__Exercise goal__.
Scan the data below for the string "Przyjęcie". Copy every line where it appears.

__The data__.
◆ ◆ ◆
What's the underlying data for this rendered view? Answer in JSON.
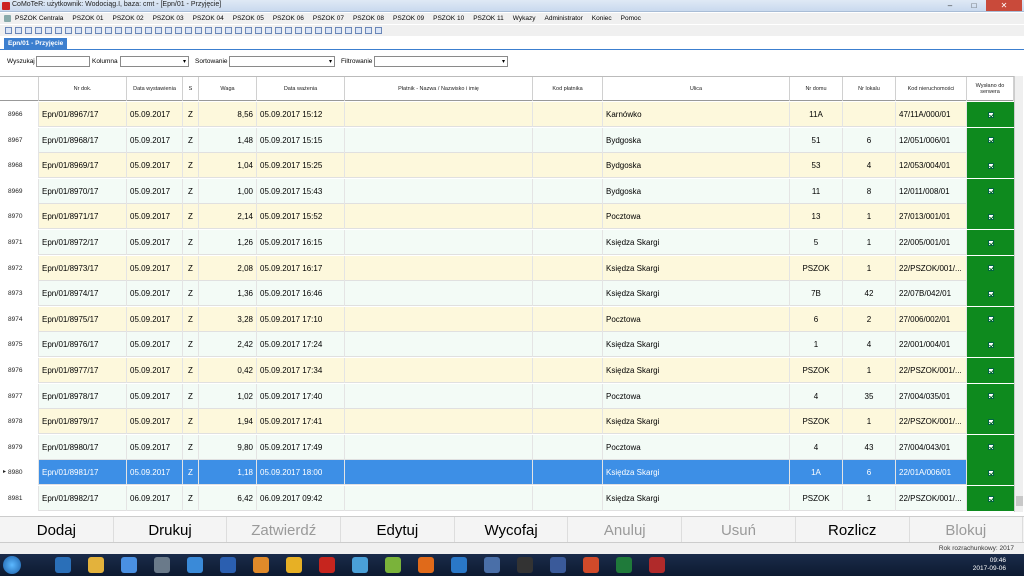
{
  "window": {
    "title": "CoMoTeR: użytkownik: Wodociąg.I, baza: cmt - [Epn/01 - Przyjęcie]",
    "min": "–",
    "max": "□",
    "close": "✕"
  },
  "menu": [
    "PSZOK Centrala",
    "PSZOK 01",
    "PSZOK 02",
    "PSZOK 03",
    "PSZOK 04",
    "PSZOK 05",
    "PSZOK 06",
    "PSZOK 07",
    "PSZOK 08",
    "PSZOK 09",
    "PSZOK 10",
    "PSZOK 11",
    "Wykazy",
    "Administrator",
    "Koniec",
    "Pomoc"
  ],
  "module_tab": "Epn/01 - Przyjęcie",
  "filters": {
    "search_label": "Wyszukaj",
    "search_value": "",
    "column_label": "Kolumna",
    "column_value": "",
    "sort_label": "Sortowanie",
    "sort_value": "",
    "filter_label": "Filtrowanie",
    "filter_value": "",
    "arrow": "▾"
  },
  "columns": [
    "",
    "Nr dok.",
    "Data wystawienia",
    "S",
    "Waga",
    "Data ważenia",
    "Płatnik - Nazwa / Nazwisko i imię",
    "Kod płatnika",
    "Ulica",
    "Nr domu",
    "Nr lokalu",
    "Kod nieruchomości",
    "Wysłano do serwera"
  ],
  "rows": [
    {
      "id": "8966",
      "nr": "Epn/01/8967/17",
      "data": "05.09.2017",
      "s": "Z",
      "waga": "8,56",
      "dataw": "05.09.2017 15:12",
      "platnik": "",
      "kod": "",
      "ulica": "Karnówko",
      "dom": "11A",
      "lokal": "",
      "kodn": "47/11A/000/01"
    },
    {
      "id": "8967",
      "nr": "Epn/01/8968/17",
      "data": "05.09.2017",
      "s": "Z",
      "waga": "1,48",
      "dataw": "05.09.2017 15:15",
      "platnik": "",
      "kod": "",
      "ulica": "Bydgoska",
      "dom": "51",
      "lokal": "6",
      "kodn": "12/051/006/01"
    },
    {
      "id": "8968",
      "nr": "Epn/01/8969/17",
      "data": "05.09.2017",
      "s": "Z",
      "waga": "1,04",
      "dataw": "05.09.2017 15:25",
      "platnik": "",
      "kod": "",
      "ulica": "Bydgoska",
      "dom": "53",
      "lokal": "4",
      "kodn": "12/053/004/01"
    },
    {
      "id": "8969",
      "nr": "Epn/01/8970/17",
      "data": "05.09.2017",
      "s": "Z",
      "waga": "1,00",
      "dataw": "05.09.2017 15:43",
      "platnik": "",
      "kod": "",
      "ulica": "Bydgoska",
      "dom": "11",
      "lokal": "8",
      "kodn": "12/011/008/01"
    },
    {
      "id": "8970",
      "nr": "Epn/01/8971/17",
      "data": "05.09.2017",
      "s": "Z",
      "waga": "2,14",
      "dataw": "05.09.2017 15:52",
      "platnik": "",
      "kod": "",
      "ulica": "Pocztowa",
      "dom": "13",
      "lokal": "1",
      "kodn": "27/013/001/01"
    },
    {
      "id": "8971",
      "nr": "Epn/01/8972/17",
      "data": "05.09.2017",
      "s": "Z",
      "waga": "1,26",
      "dataw": "05.09.2017 16:15",
      "platnik": "",
      "kod": "",
      "ulica": "Księdza Skargi",
      "dom": "5",
      "lokal": "1",
      "kodn": "22/005/001/01"
    },
    {
      "id": "8972",
      "nr": "Epn/01/8973/17",
      "data": "05.09.2017",
      "s": "Z",
      "waga": "2,08",
      "dataw": "05.09.2017 16:17",
      "platnik": "",
      "kod": "",
      "ulica": "Księdza Skargi",
      "dom": "PSZOK",
      "lokal": "1",
      "kodn": "22/PSZOK/001/..."
    },
    {
      "id": "8973",
      "nr": "Epn/01/8974/17",
      "data": "05.09.2017",
      "s": "Z",
      "waga": "1,36",
      "dataw": "05.09.2017 16:46",
      "platnik": "",
      "kod": "",
      "ulica": "Księdza Skargi",
      "dom": "7B",
      "lokal": "42",
      "kodn": "22/07B/042/01"
    },
    {
      "id": "8974",
      "nr": "Epn/01/8975/17",
      "data": "05.09.2017",
      "s": "Z",
      "waga": "3,28",
      "dataw": "05.09.2017 17:10",
      "platnik": "",
      "kod": "",
      "ulica": "Pocztowa",
      "dom": "6",
      "lokal": "2",
      "kodn": "27/006/002/01"
    },
    {
      "id": "8975",
      "nr": "Epn/01/8976/17",
      "data": "05.09.2017",
      "s": "Z",
      "waga": "2,42",
      "dataw": "05.09.2017 17:24",
      "platnik": "",
      "kod": "",
      "ulica": "Księdza Skargi",
      "dom": "1",
      "lokal": "4",
      "kodn": "22/001/004/01"
    },
    {
      "id": "8976",
      "nr": "Epn/01/8977/17",
      "data": "05.09.2017",
      "s": "Z",
      "waga": "0,42",
      "dataw": "05.09.2017 17:34",
      "platnik": "",
      "kod": "",
      "ulica": "Księdza Skargi",
      "dom": "PSZOK",
      "lokal": "1",
      "kodn": "22/PSZOK/001/..."
    },
    {
      "id": "8977",
      "nr": "Epn/01/8978/17",
      "data": "05.09.2017",
      "s": "Z",
      "waga": "1,02",
      "dataw": "05.09.2017 17:40",
      "platnik": "",
      "kod": "",
      "ulica": "Pocztowa",
      "dom": "4",
      "lokal": "35",
      "kodn": "27/004/035/01"
    },
    {
      "id": "8978",
      "nr": "Epn/01/8979/17",
      "data": "05.09.2017",
      "s": "Z",
      "waga": "1,94",
      "dataw": "05.09.2017 17:41",
      "platnik": "",
      "kod": "",
      "ulica": "Księdza Skargi",
      "dom": "PSZOK",
      "lokal": "1",
      "kodn": "22/PSZOK/001/..."
    },
    {
      "id": "8979",
      "nr": "Epn/01/8980/17",
      "data": "05.09.2017",
      "s": "Z",
      "waga": "9,80",
      "dataw": "05.09.2017 17:49",
      "platnik": "",
      "kod": "",
      "ulica": "Pocztowa",
      "dom": "4",
      "lokal": "43",
      "kodn": "27/004/043/01"
    },
    {
      "id": "8980",
      "nr": "Epn/01/8981/17",
      "data": "05.09.2017",
      "s": "Z",
      "waga": "1,18",
      "dataw": "05.09.2017 18:00",
      "platnik": "",
      "kod": "",
      "ulica": "Księdza Skargi",
      "dom": "1A",
      "lokal": "6",
      "kodn": "22/01A/006/01",
      "selected": true
    },
    {
      "id": "8981",
      "nr": "Epn/01/8982/17",
      "data": "06.09.2017",
      "s": "Z",
      "waga": "6,42",
      "dataw": "06.09.2017 09:42",
      "platnik": "",
      "kod": "",
      "ulica": "Księdza Skargi",
      "dom": "PSZOK",
      "lokal": "1",
      "kodn": "22/PSZOK/001/..."
    }
  ],
  "selected_marker": "▸",
  "actions": [
    {
      "label": "Dodaj",
      "enabled": true
    },
    {
      "label": "Drukuj",
      "enabled": true
    },
    {
      "label": "Zatwierdź",
      "enabled": false
    },
    {
      "label": "Edytuj",
      "enabled": true
    },
    {
      "label": "Wycofaj",
      "enabled": true
    },
    {
      "label": "Anuluj",
      "enabled": false
    },
    {
      "label": "Usuń",
      "enabled": false
    },
    {
      "label": "Rozlicz",
      "enabled": true
    },
    {
      "label": "Blokuj",
      "enabled": false
    }
  ],
  "status": {
    "year": "Rok rozrachunkowy: 2017"
  },
  "clock": {
    "time": "09:46",
    "date": "2017-09-06"
  },
  "colors": {
    "selected_row": "#3d8fe6",
    "sent_cell": "#0e8a1e",
    "even_row": "#fdf8dc",
    "odd_row": "#f3fbf6",
    "tab": "#3c7fcf"
  },
  "taskbar_apps": [
    "start-icon",
    "explorer-icon",
    "folder-icon",
    "network-icon",
    "tools-icon",
    "monitor-icon",
    "word-icon",
    "media-icon",
    "chrome-icon",
    "pdf-icon",
    "cloud-icon",
    "paint-icon",
    "firefox-icon",
    "outlook-icon",
    "sheet-icon",
    "terminal-icon",
    "cubes-icon",
    "powerpoint-icon",
    "excel-icon",
    "comoter-icon"
  ]
}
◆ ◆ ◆
__Task answer__.
    "title": "CoMoTeR: użytkownik: Wodociąg.I, baza: cmt - [Epn/01 - Przyjęcie]",
  "module_tab": "Epn/01 - Przyjęcie",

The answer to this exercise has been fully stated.